MC: Does DC plan to keep many of the hardback and paperback titles of the older series in print? A new fan of, say, Birds of Prey may want to read the previous books about when the wheelchair-bound Oracle headed up the team.
BH: Collections of our older series are going to stay in print as long as sales and interest warrant. Hopefully, they’ll always be found in libraries.
MC: Many public libraries circulate eBooks through the vendor Overdrive. Although Overdrive offers a number of comics, none is from DC. Have you thought about making your digital comics available to libraries either through third-party licensing or with a direct library relationship? What kind of arrangement would you like to have with a library to make that work for you?
BH: Hank Canals, our senior vice president of digital, has told me, “We’re exploring many different options to distribute our digital comics to the widest possible audience, including libraries.”
MC: Do you find that your staff and writers/artists read e-comics, print comics, or both?
BH: I would say this is evolving quickly. Up until a few months ago, I would have said the vast majority of writers and artists read comics primarily in print, but with the advent of our same-day digital release program, I think that is changing. The books look spectacular, and it really is a new way both to read our stories and appreciate the fantastic artwork.
MC: Do you have a feel for who your digital readers are: Younger? Older? Die-hard fans? Newbies? In all-print books, voracious readers of genre fiction like romance and mystery have taken to ebooks in a big way.
BH: I really think it’s a mix of all of the above. Our readers are people who are looking to be entertained and excited by great stories, beautiful artwork, and dynamic characters. The great thing about digital is that it gives us the opportunity to reach a vastly wider audience. Our characters are a part of pop culture, but not everyone can get to the bookstore or the comics shop, but now they can download a comic and enjoy it anywhere, anytime.
MC: Digital access to DC comics could draw in more teens and twenty-something readers, but DC doesn’t have many comics for kids other than Tiny Titans. Do you have any plans for younger-age comics?
BH: We’re very excited by Tiny Titans, and we have other projects in the works. We’re keenly aware that we have a lot of younger fans out there who want stories that they can enjoy. It’s an area in which we definitely want to expand.
MC: For many fans, face-to-face relationships in social centers have been an important part of experiencing comics. Historically, this has happened in comics shops and at comics conventions, but now it’s in libraries also. Do you have ways you’d like libraries to attract and encourage new comics readers in a social setting? Parties? Signings? Art exhibits? Mini-cons?
BH: I think any of the above would be fantastic. Comics fans are above all readers. If local libraries provided a venue for fans to share their excitement, I think those libraries would discover they’ve opened their doors to a new generation of patrons.

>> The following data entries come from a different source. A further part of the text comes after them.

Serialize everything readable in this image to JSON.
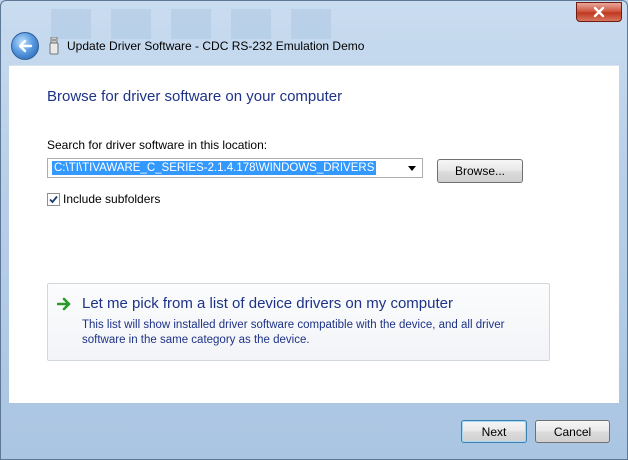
{
  "window": {
    "title": "Update Driver Software - CDC RS-232 Emulation Demo"
  },
  "page": {
    "heading": "Browse for driver software on your computer",
    "search_label": "Search for driver software in this location:",
    "path_value": "C:\\TI\\TIVAWARE_C_SERIES-2.1.4.178\\WINDOWS_DRIVERS",
    "browse_label": "Browse...",
    "include_subfolders_label": "Include subfolders",
    "include_subfolders_checked": true,
    "pick_title": "Let me pick from a list of device drivers on my computer",
    "pick_description": "This list will show installed driver software compatible with the device, and all driver software in the same category as the device."
  },
  "footer": {
    "next_label": "Next",
    "cancel_label": "Cancel"
  },
  "icons": {
    "close": "close-icon",
    "back": "back-arrow-icon",
    "usb": "usb-device-icon",
    "dropdown": "chevron-down-icon",
    "check": "checkmark-icon",
    "pick": "green-arrow-icon"
  },
  "colors": {
    "heading": "#1e3287",
    "selection": "#3399ff",
    "close_button": "#c0391f"
  }
}
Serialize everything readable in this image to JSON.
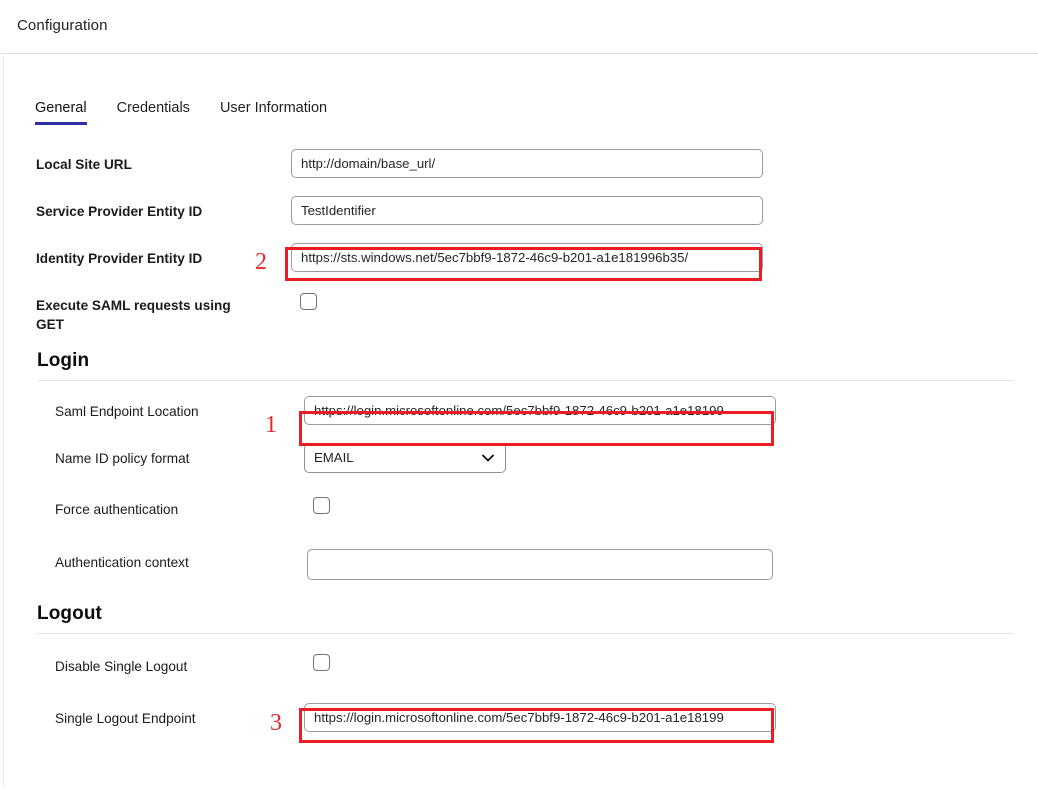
{
  "header": {
    "title": "Configuration"
  },
  "tabs": [
    {
      "label": "General",
      "active": true
    },
    {
      "label": "Credentials",
      "active": false
    },
    {
      "label": "User Information",
      "active": false
    }
  ],
  "general": {
    "local_site_url": {
      "label": "Local Site URL",
      "value": "http://domain/base_url/"
    },
    "sp_entity_id": {
      "label": "Service Provider Entity ID",
      "value": "TestIdentifier"
    },
    "idp_entity_id": {
      "label": "Identity Provider Entity ID",
      "value": "https://sts.windows.net/5ec7bbf9-1872-46c9-b201-a1e181996b35/",
      "marker": "2"
    },
    "execute_saml_get": {
      "label": "Execute SAML requests using GET",
      "checked": false
    }
  },
  "login": {
    "title": "Login",
    "saml_endpoint": {
      "label": "Saml Endpoint Location",
      "value": "https://login.microsoftonline.com/5ec7bbf9-1872-46c9-b201-a1e18199",
      "marker": "1"
    },
    "name_id_policy": {
      "label": "Name ID policy format",
      "value": "EMAIL",
      "chevron": "⌄"
    },
    "force_authentication": {
      "label": "Force authentication",
      "checked": false
    },
    "authentication_context": {
      "label": "Authentication context",
      "value": ""
    }
  },
  "logout": {
    "title": "Logout",
    "disable_single_logout": {
      "label": "Disable Single Logout",
      "checked": false
    },
    "single_logout_endpoint": {
      "label": "Single Logout Endpoint",
      "value": "https://login.microsoftonline.com/5ec7bbf9-1872-46c9-b201-a1e18199",
      "marker": "3"
    }
  },
  "colors": {
    "accent": "#2e2ea8",
    "annotation": "#ec1c24",
    "border": "#9a9aa5"
  }
}
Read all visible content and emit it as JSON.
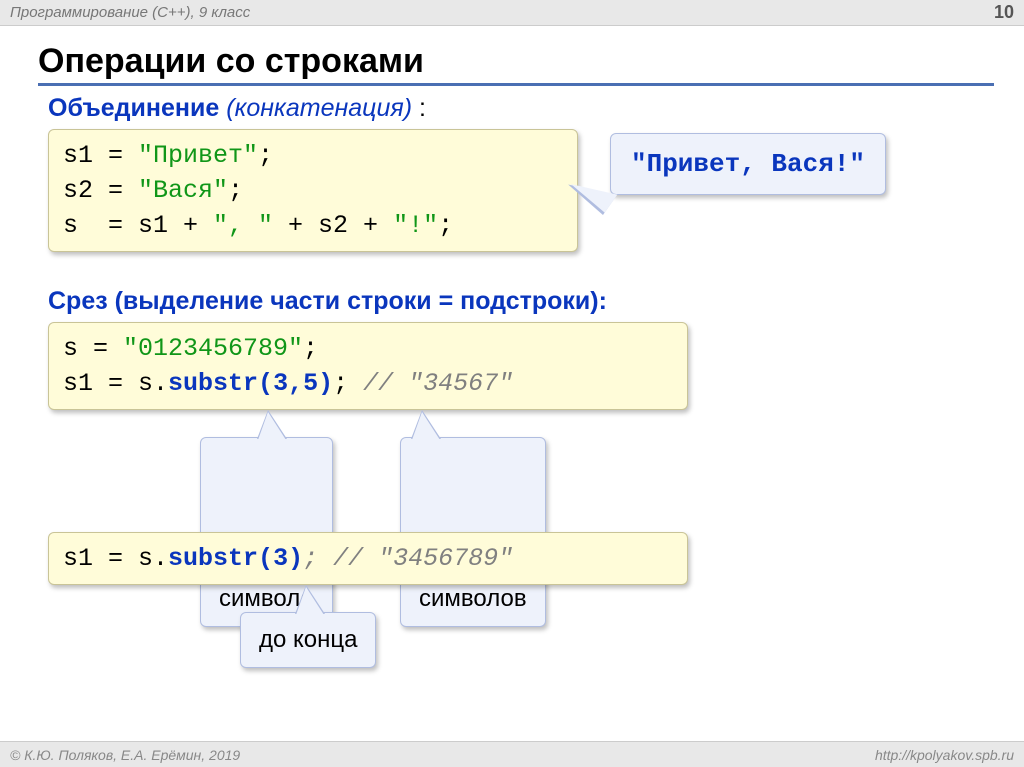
{
  "header": {
    "course": "Программирование (C++), 9 класс",
    "page": "10"
  },
  "title": "Операции со строками",
  "concat": {
    "label_bold": "Объединение",
    "label_ital": "(конкатенация)",
    "colon": " :",
    "code": {
      "l1a": "s1 = ",
      "l1s": "\"Привет\"",
      "l1b": ";",
      "l2a": "s2 = ",
      "l2s": "\"Вася\"",
      "l2b": ";",
      "l3a": "s  = s1 + ",
      "l3s1": "\", \"",
      "l3b": " + s2 + ",
      "l3s2": "\"!\"",
      "l3c": ";"
    },
    "result": "\"Привет, Вася!\""
  },
  "slice": {
    "label": "Срез (выделение части строки = подстроки):",
    "code1": {
      "l1a": "s = ",
      "l1s": "\"0123456789\"",
      "l1b": ";",
      "l2a": "s1 = s.",
      "l2k": "substr(",
      "l2n1": "3",
      "l2m": ",",
      "l2n2": "5",
      "l2k2": ")",
      "l2b": ";",
      "l2c": " // \"34567\""
    },
    "callout_from": "с какого\nсимвола",
    "callout_count": "сколько\nсимволов",
    "code2": {
      "a": "s1 = s.",
      "k": "substr(",
      "n": "3",
      "k2": ")",
      "b": ";",
      "c": " // \"3456789\""
    },
    "callout_end": "до конца"
  },
  "footer": {
    "left": "© К.Ю. Поляков, Е.А. Ерёмин, 2019",
    "right": "http://kpolyakov.spb.ru"
  }
}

MC: What do you wish libraries understood better about comics, the comics industry, and DC Comics?
BH: I would hope libraries understand that comics, and DC comics in particular, do not fit under one single definition. Comics can be about Superman battling aliens in a big, blazing cosmic adventure, or they can equally be about Swamp Thing learning about his inner humanity in a quiet story about loss. Comics are about characters so compelling that readers come back month after month, year after year, to see what happens next.
|Martha Cornog is a longtime reviewer for LJ and, with Timothy Perper, edited Graphic Novels Beyond the Basics: Insights and Issues for Libraries (Libraries Unlimited, 2009).